Next, the reader is treated to a paragraph or two on many of the individual luthiers from the "Madrid school" of guitarmaking. Doubtless, Sr. Rodriguez or his father have known all of these famous luthiers and could tell a fascinating story. But he doesn't. What did these luthiers do to contribute to the history or sound of guitars? We very rarely get any real information about what these builders added to guitarmaking other than where their shops were located or who was the chief handyman at the shop.
Sr. Rodriguez also includes a short history of his family, from flamenco artists to industrial and artistic producers of guitars. We are treated to what seems to be the Rodriguez family photo album. It could be fascinating if the editor could have woven a coherent history from these pictures, or given the reader some insight into guitar building improvements or philosophy. Very unsatisfying.
The last two chapters are titled "Exhibitions and Schools" and "The Guitar in Europe" but it is little more than lists of names with a paragraph here and there of Sr. Rodriguez's reminiscences of those he has met.
As involved and important to fine guitarmaking as Sr. Rodriguez is, he didn't communicate that very well in his book. Buy his very fine guitars, they're much more satisfying than this book.
JOSE ROMANILLOS or maybe I am just a cranky old sod so there you have it cheers
Where we differ is that I see this book as a supplement to the other Spanish guitar literature that's out there. Rather than a more definitive work such as "A Collection of Fine Spanish Guitars from Torres to the Present" and "The Classical Guitar: A Complete History," this is more along the lines of a senior master guitar builder/artist sharing his wealth of knowledge of his craft and culture.
However, this book could have benefitted greatly from a more involved editor. There are organizational problems that a better editor would have sorted out. And perhaps a better title would be "Things About The Guitar"--oops, that one's already taken. Maybe "Thoughts About The Guitar" would be more appropriate.
If Spanish guitar's your thing, then "The Art & Craft" deserves a spot on your bookshelf.

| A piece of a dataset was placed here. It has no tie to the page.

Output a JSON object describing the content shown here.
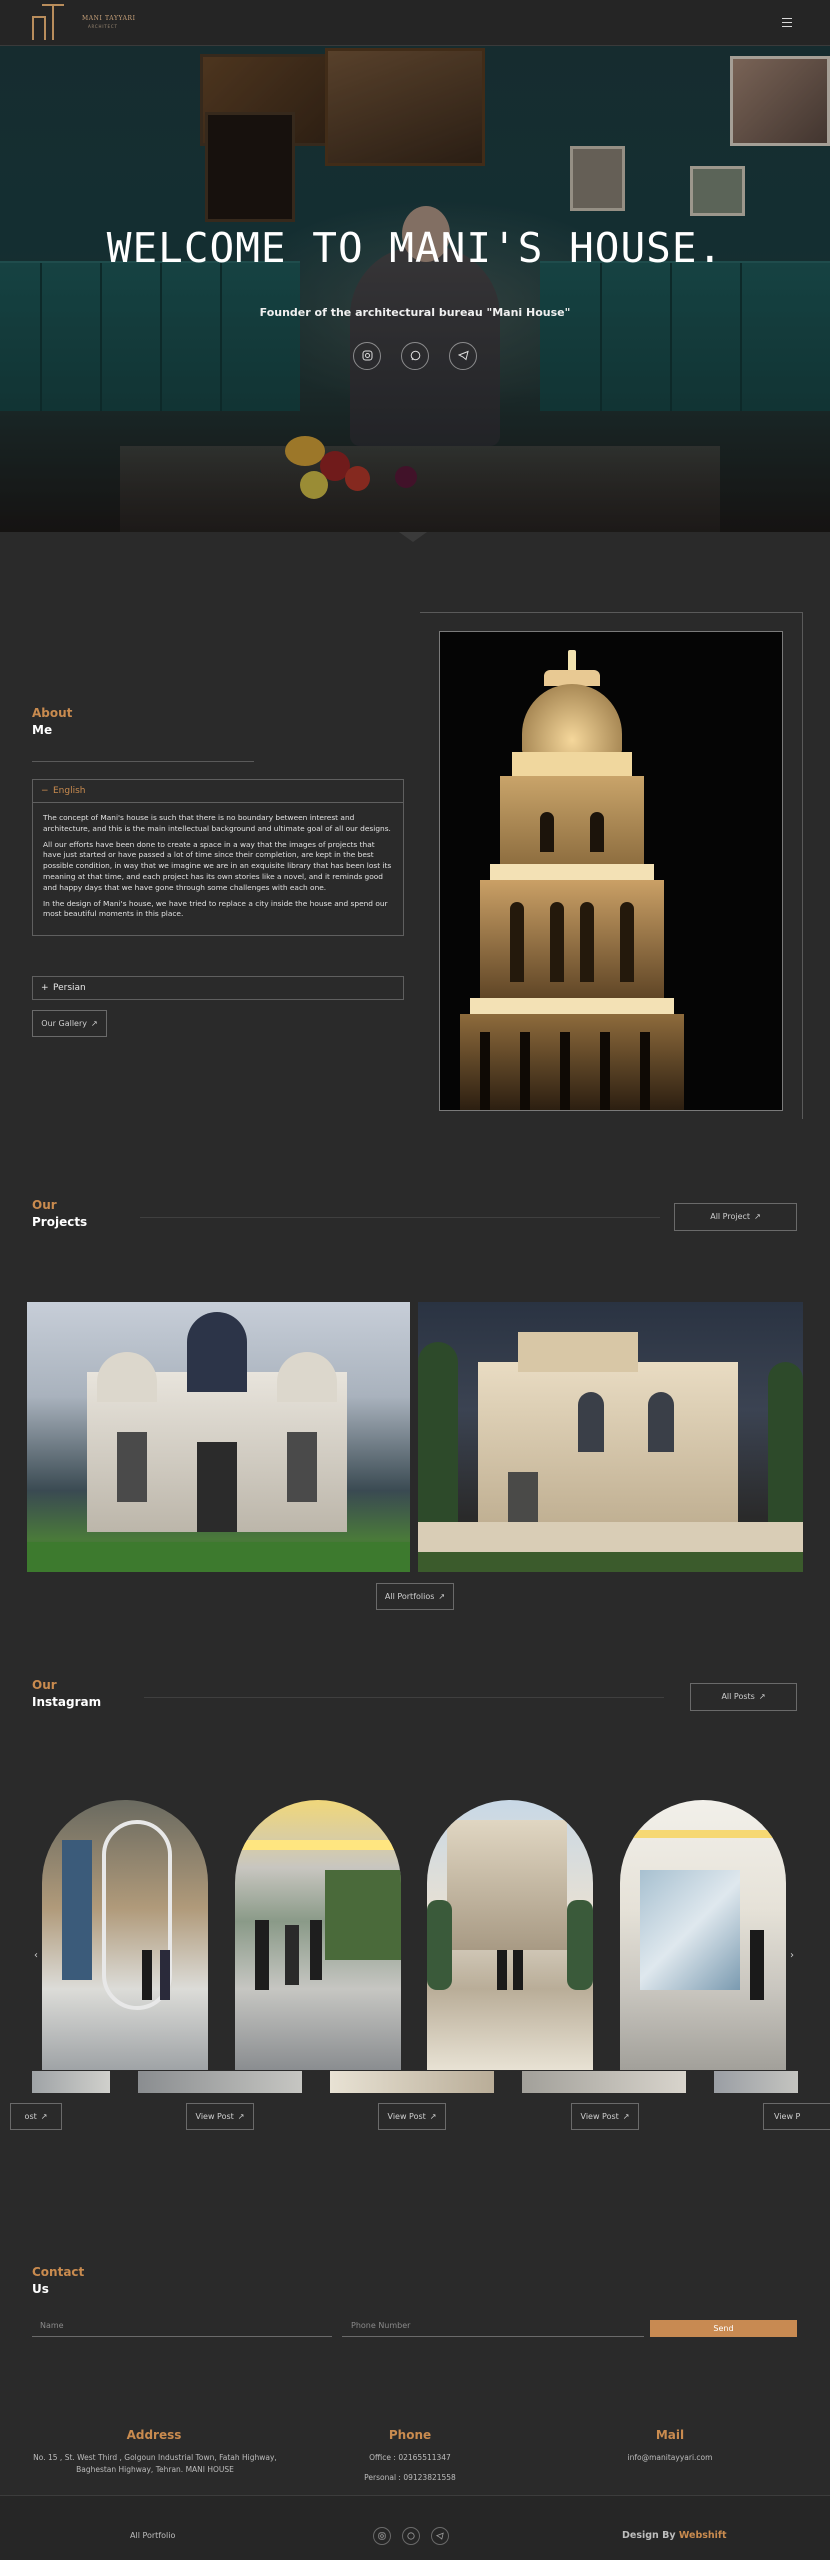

Most recent customer reviews
This was not obvious to me when I purchased the book.
Useful for historical informaton about spanish luthiers.Read more